I'v loved it and will definitely return. Never have I seen before such an amazing differential in the height of the habitat. Talk about a concrete jungle. It's a good analogy. Just like in a natural jungle there are levels upon levels in this jungle, some easily seen from below, some hidden, maybe to be discovered. Roof tops, balconies, terraces, viewing platforms, they all compete for a place in the New York plethora.
Standing on street level and shooting up, it is difficult to avoid extreme converging verticals. It's a phenomenon of site and becomes obvious in photography, Lines converge, but in New York the buildings are often so high it is exaggerated. It may be that is your vision of the shot, in which case, fine, exaggerate it even more, why not. But if it's not your thing, there are 4 main things you can do to counteract this.

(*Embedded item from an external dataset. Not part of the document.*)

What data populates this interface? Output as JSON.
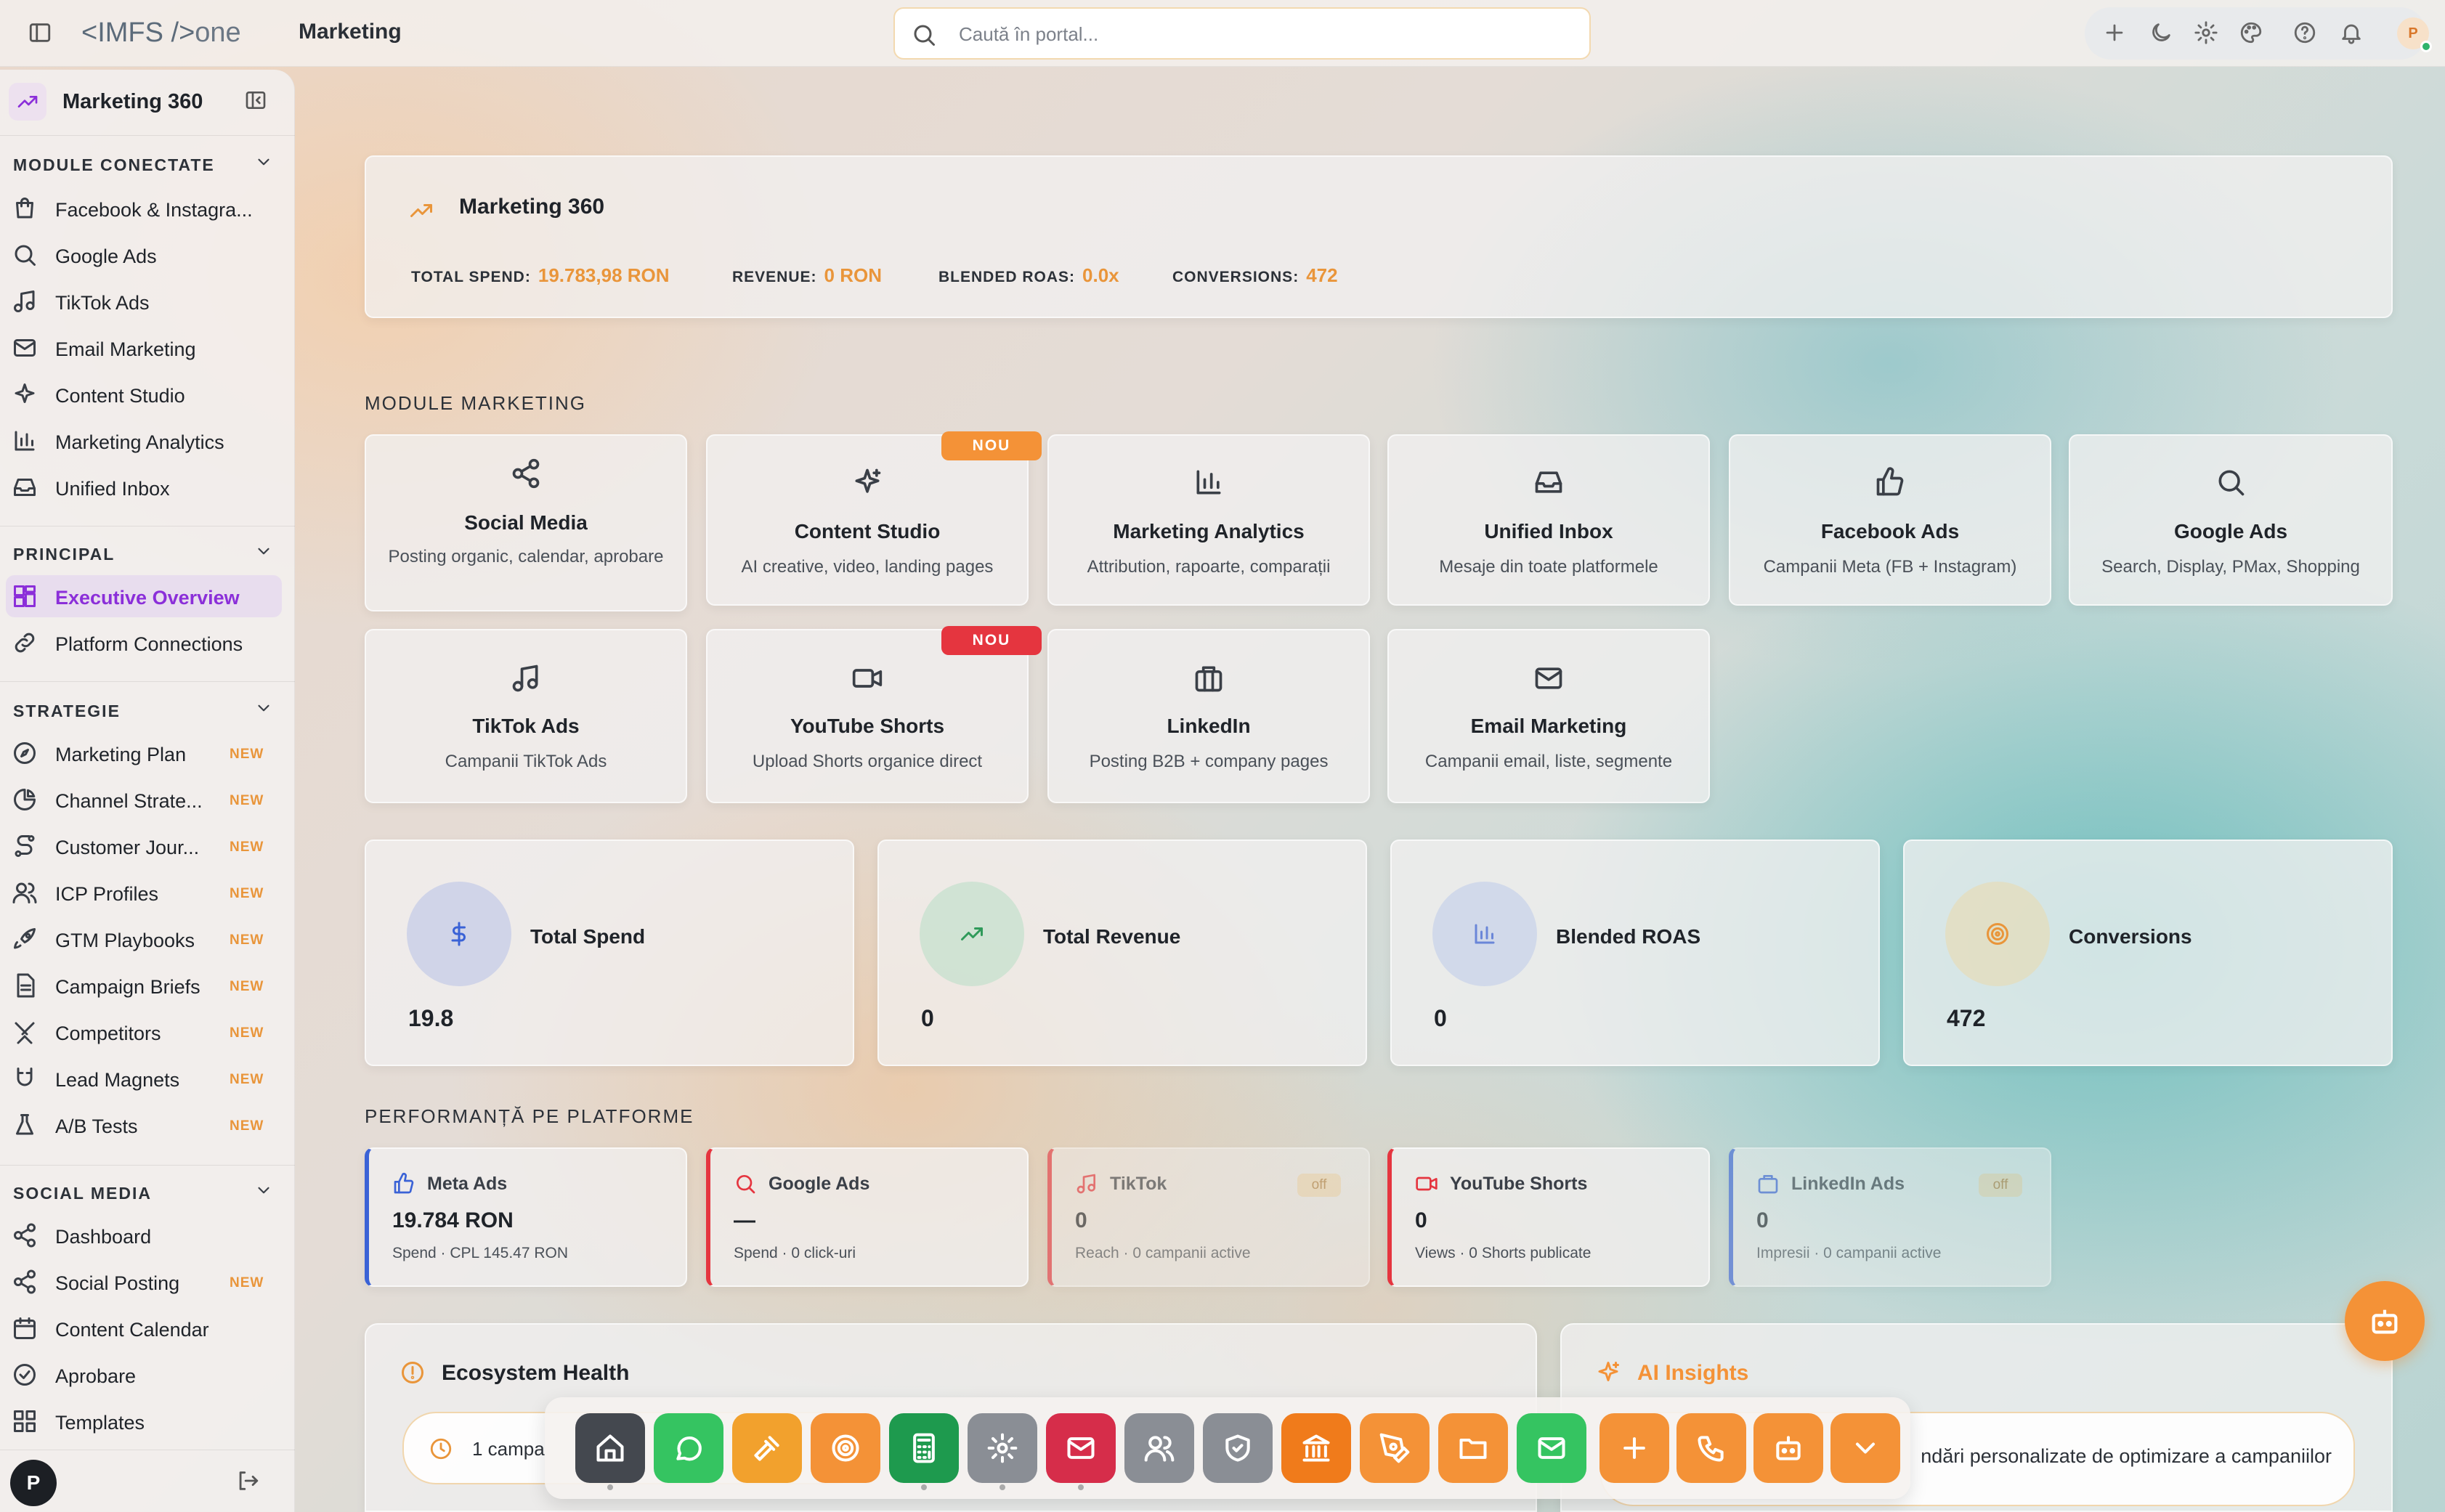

1. Move further away from the building. The further away you are the less the distortion will be apparent.
2. Get higher. If you are shooting on the same level as the centre of the building, you will reduce the lenses ability to distort and keep things on a better keel.
3. Buy an extremely expensive Tilt - Shift lens that will compensate for the perspective and render the image 'straight on' to the viewer.
4. Take the image to photoshop and play with the perspective tools to change the pixels of the image.
In any case, converging verticals are a fact of life but by making choices of how you wish to see them and use them in your photography will help your photographs come to life and shine as you intended.
Look at some of my New York photos HERE